algo.pageRank - Managing ID's that are Strings - Help? Thoughts?


(Innosoljim) #1

Good Day All,

We've had a great deal of success with the APOC procedure "apoc.algo.pageRankWithCypher" below. However, I recently loaded a new data set and discovered there where ()-[p:CONNECTED_TO]-(r) relationships that existed and where not being ranked.

I just read through the community and found algo.pageRank.stream(null, null) - along with a use instructions at - [https://neo4j.com/docs/graph-algorithms/current/algorithms/page-rank/#algorithms-pagerank-limitations]

He have id's that are strings and we are getting a new error now that we have updated the algo library.

Many thanks in advance, Jim


(Michael Hunger) #2

What exact error are you getting.

And what do you plan to do with the page-rank results from the procedure?


(Innosoljim) #3

Dr. Hunger! Kidding

(paraphrase)” the id(n) is NULL and cannot equal 0 error.” We realized that we had introduced n.id’s as both integers and strings on a recent client constituent load. We tested a hashing system that will transform the id’s into
integers before Neo.

Think that will fix the error?

We are using the rankings from a number of links such as (actions, relationships, locations, and 2 others) to establish behavior modeling - Seems to work - it’s making a big difference for outreach when we aren’t getting errors!
;)

Jim Morgan

President

Innosol

C: 913-484-5414


(Michael Hunger) #4

So then fix your data first?

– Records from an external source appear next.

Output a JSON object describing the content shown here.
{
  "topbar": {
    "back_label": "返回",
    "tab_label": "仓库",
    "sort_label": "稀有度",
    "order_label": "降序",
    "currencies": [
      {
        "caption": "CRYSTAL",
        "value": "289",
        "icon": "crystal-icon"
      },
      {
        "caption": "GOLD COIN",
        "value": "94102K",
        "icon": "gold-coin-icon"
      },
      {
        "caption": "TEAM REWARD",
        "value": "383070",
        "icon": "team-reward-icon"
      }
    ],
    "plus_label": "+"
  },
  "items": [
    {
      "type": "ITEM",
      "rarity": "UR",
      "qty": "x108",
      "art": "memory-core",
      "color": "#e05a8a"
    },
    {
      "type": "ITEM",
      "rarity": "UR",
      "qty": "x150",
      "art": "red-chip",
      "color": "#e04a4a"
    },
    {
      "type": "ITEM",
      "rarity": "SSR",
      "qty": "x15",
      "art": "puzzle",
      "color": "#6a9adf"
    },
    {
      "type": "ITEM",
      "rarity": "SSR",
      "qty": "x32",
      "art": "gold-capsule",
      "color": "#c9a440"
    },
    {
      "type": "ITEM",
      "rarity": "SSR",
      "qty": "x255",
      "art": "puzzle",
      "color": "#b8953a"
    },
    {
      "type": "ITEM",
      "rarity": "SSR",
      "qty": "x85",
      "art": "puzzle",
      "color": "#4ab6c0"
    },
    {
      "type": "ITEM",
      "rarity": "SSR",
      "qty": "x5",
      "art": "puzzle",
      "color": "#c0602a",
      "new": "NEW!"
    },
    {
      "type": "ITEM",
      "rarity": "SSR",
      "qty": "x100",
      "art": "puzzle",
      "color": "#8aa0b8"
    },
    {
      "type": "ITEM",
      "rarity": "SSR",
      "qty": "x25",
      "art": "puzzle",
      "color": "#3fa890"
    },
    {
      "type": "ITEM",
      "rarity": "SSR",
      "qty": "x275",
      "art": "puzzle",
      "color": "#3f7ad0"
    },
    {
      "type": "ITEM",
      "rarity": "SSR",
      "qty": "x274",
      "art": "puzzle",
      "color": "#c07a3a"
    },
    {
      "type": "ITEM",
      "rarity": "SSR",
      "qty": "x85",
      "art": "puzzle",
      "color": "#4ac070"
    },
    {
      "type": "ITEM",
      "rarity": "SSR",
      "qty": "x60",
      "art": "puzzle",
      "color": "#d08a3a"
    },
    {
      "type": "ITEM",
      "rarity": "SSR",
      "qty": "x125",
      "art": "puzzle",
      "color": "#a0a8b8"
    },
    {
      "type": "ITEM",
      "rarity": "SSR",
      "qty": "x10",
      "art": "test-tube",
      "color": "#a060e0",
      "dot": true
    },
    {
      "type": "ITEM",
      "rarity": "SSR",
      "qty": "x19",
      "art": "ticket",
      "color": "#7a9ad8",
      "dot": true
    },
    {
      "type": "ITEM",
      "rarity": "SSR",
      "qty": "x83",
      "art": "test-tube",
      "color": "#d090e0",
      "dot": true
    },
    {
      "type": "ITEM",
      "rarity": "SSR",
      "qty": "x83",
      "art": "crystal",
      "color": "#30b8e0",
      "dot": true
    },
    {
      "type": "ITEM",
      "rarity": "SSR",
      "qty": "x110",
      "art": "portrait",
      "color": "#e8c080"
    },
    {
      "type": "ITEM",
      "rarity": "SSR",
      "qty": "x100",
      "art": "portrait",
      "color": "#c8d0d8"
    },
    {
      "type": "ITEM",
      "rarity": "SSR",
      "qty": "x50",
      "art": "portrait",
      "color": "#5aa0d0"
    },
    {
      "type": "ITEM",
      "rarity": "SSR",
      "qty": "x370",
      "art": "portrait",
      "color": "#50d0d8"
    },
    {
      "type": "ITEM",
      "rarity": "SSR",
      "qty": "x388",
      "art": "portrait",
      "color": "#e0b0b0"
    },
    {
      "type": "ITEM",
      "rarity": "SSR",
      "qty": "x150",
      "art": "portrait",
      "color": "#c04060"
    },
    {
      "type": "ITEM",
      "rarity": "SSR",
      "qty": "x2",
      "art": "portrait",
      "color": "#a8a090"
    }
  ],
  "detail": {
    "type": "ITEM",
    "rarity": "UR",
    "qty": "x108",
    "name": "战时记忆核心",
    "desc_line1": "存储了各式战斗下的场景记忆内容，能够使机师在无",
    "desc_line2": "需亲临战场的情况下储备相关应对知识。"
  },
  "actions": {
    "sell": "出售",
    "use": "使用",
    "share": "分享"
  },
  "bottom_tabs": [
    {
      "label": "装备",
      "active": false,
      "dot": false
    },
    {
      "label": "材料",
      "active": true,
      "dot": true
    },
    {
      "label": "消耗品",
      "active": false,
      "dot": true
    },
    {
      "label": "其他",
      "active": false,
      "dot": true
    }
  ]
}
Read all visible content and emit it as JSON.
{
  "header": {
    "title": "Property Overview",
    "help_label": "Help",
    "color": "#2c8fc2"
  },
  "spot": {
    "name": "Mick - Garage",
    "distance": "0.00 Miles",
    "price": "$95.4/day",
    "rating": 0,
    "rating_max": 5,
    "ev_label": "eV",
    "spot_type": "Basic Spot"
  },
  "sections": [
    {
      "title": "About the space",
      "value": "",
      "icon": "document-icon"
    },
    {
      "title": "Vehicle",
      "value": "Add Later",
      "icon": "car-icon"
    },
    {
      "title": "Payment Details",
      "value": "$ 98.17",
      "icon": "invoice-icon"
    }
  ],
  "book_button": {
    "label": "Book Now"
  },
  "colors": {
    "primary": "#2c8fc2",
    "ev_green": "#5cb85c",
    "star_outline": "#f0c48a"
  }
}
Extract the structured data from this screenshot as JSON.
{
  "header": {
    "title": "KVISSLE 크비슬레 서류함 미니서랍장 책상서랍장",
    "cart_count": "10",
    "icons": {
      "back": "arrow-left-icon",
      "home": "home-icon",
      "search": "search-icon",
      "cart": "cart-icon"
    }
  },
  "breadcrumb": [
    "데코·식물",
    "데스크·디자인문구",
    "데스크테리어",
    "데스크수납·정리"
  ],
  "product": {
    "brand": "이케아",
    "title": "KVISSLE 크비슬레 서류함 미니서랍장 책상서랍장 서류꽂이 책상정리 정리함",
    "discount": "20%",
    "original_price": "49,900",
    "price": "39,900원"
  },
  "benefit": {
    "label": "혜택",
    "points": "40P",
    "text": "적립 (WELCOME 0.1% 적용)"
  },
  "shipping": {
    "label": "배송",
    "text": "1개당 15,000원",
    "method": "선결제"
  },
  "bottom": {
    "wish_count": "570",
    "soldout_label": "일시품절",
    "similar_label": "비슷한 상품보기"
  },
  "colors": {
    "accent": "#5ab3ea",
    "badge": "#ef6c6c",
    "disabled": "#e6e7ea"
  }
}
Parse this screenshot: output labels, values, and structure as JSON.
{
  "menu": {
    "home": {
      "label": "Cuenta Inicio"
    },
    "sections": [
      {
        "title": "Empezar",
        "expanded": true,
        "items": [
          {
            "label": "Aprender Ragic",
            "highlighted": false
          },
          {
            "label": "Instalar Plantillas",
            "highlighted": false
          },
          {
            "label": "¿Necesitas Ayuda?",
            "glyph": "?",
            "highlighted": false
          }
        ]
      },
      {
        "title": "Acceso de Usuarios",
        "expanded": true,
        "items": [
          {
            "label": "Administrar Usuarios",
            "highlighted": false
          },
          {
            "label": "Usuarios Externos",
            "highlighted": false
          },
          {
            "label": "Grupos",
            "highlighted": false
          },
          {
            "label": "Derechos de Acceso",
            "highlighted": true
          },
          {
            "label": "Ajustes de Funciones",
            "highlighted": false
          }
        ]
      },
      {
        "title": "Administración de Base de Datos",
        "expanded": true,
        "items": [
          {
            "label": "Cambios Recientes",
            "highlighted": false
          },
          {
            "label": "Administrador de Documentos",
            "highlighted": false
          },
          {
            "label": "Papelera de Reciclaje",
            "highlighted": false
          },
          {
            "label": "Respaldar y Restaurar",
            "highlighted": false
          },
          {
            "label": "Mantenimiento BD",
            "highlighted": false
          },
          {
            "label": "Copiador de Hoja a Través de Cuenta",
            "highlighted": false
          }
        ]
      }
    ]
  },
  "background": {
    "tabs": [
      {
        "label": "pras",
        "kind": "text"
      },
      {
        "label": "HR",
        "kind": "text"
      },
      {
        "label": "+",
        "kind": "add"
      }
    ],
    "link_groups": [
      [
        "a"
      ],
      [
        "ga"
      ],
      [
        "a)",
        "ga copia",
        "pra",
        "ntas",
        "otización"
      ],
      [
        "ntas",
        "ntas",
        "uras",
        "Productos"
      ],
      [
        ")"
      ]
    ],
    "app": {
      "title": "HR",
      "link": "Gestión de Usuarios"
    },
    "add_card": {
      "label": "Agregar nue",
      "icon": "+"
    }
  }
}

I still don't really understand what you're trying to explain. Perhaps an example helps?


(Innosoljim) #5

Michael,

Goal: Use an algorithm that balances for direction, density, and the scale of complexity for sub-sets of past behavior data points to rank people for the given behavior. Use the ranking to target people most likely to respond to outreach.

Example: 250,000 people went to the same University since graduating at various time over the past 50 years an unknown % of them have remained active alumni. While at University all 250,000 developed a digital footprint of location/proximity/affinity/engagement
since graduating a % have continued to develop that same digital footprint to include /social media – interconnection/solicitation response/giving to ability to give/ect. Once the data is in our Constituent Graph schema use rankings to understand who’s the
most “Connected to others” – as you know that’s not always who has the most connections (follower/following imbalance for example). Use similar methods for ranking financial influential using specific gift purpose, gift funds restrictions, type of gift, and
more.

Does this make sense? Thoughts?